Entries from a dataset of interfaces:

________

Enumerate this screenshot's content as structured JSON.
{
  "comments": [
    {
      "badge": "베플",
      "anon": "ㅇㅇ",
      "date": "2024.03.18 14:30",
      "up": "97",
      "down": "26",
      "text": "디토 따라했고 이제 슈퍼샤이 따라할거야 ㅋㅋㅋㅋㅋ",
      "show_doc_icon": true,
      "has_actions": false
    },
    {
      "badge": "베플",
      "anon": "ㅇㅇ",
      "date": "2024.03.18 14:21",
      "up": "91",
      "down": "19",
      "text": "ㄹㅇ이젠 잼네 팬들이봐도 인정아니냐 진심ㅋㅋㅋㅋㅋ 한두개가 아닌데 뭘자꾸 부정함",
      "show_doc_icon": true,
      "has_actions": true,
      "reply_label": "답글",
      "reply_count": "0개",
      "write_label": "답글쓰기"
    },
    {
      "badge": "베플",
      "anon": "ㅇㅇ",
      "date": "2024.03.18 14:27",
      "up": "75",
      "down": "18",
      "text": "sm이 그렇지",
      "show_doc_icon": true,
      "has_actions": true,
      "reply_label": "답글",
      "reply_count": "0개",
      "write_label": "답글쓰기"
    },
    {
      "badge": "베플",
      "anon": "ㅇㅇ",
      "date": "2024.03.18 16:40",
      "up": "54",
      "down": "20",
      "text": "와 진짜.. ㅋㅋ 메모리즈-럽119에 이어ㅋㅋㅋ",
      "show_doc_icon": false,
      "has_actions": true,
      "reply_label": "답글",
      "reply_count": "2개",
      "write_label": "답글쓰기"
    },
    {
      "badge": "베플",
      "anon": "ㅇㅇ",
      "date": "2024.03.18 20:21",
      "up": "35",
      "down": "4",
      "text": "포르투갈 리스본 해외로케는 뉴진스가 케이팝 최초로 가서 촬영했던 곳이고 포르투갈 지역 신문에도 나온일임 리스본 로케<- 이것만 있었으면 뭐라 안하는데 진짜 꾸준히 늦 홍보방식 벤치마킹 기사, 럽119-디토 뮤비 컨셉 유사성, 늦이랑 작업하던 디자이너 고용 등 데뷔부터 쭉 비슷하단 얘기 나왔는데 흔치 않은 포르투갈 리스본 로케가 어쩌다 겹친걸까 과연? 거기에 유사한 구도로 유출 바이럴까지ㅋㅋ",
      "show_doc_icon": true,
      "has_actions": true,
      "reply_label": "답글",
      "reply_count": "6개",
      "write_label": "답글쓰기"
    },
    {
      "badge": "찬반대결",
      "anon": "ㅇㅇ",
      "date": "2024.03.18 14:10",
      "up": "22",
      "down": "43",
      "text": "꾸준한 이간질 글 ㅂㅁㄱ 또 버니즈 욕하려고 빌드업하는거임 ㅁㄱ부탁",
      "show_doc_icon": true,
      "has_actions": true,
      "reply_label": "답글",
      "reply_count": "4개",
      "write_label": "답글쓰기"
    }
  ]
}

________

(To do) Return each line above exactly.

(Result of this task)
Enumerate this screenshot's content as structured JSON.
{
  "comments": [
    {
      "badge": "베플",
      "anon": "ㅇㅇ",
      "date": "2024.03.18 14:30",
      "up": "97",
      "down": "26",
      "text": "디토 따라했고 이제 슈퍼샤이 따라할거야 ㅋㅋㅋㅋㅋ",
      "show_doc_icon": true,
      "has_actions": false
    },
    {
      "badge": "베플",
      "anon": "ㅇㅇ",
      "date": "2024.03.18 14:21",
      "up": "91",
      "down": "19",
      "text": "ㄹㅇ이젠 잼네 팬들이봐도 인정아니냐 진심ㅋㅋㅋㅋㅋ 한두개가 아닌데 뭘자꾸 부정함",
      "show_doc_icon": true,
      "has_actions": true,
      "reply_label": "답글",
      "reply_count": "0개",
      "write_label": "답글쓰기"
    },
    {
      "badge": "베플",
      "anon": "ㅇㅇ",
      "date": "2024.03.18 14:27",
      "up": "75",
      "down": "18",
      "text": "sm이 그렇지",
      "show_doc_icon": true,
      "has_actions": true,
      "reply_label": "답글",
      "reply_count": "0개",
      "write_label": "답글쓰기"
    },
    {
      "badge": "베플",
      "anon": "ㅇㅇ",
      "date": "2024.03.18 16:40",
      "up": "54",
      "down": "20",
      "text": "와 진짜.. ㅋㅋ 메모리즈-럽119에 이어ㅋㅋㅋ",
      "show_doc_icon": false,
      "has_actions": true,
      "reply_label": "답글",
      "reply_count": "2개",
      "write_label": "답글쓰기"
    },
    {
      "badge": "베플",
      "anon": "ㅇㅇ",
      "date": "2024.03.18 20:21",
      "up": "35",
      "down": "4",
      "text": "포르투갈 리스본 해외로케는 뉴진스가 케이팝 최초로 가서 촬영했던 곳이고 포르투갈 지역 신문에도 나온일임 리스본 로케<- 이것만 있었으면 뭐라 안하는데 진짜 꾸준히 늦 홍보방식 벤치마킹 기사, 럽119-디토 뮤비 컨셉 유사성, 늦이랑 작업하던 디자이너 고용 등 데뷔부터 쭉 비슷하단 얘기 나왔는데 흔치 않은 포르투갈 리스본 로케가 어쩌다 겹친걸까 과연? 거기에 유사한 구도로 유출 바이럴까지ㅋㅋ",
      "show_doc_icon": true,
      "has_actions": true,
      "reply_label": "답글",
      "reply_count": "6개",
      "write_label": "답글쓰기"
    },
    {
      "badge": "찬반대결",
      "anon": "ㅇㅇ",
      "date": "2024.03.18 14:10",
      "up": "22",
      "down": "43",
      "text": "꾸준한 이간질 글 ㅂㅁㄱ 또 버니즈 욕하려고 빌드업하는거임 ㅁㄱ부탁",
      "show_doc_icon": true,
      "has_actions": true,
      "reply_label": "답글",
      "reply_count": "4개",
      "write_label": "답글쓰기"
    }
  ]
}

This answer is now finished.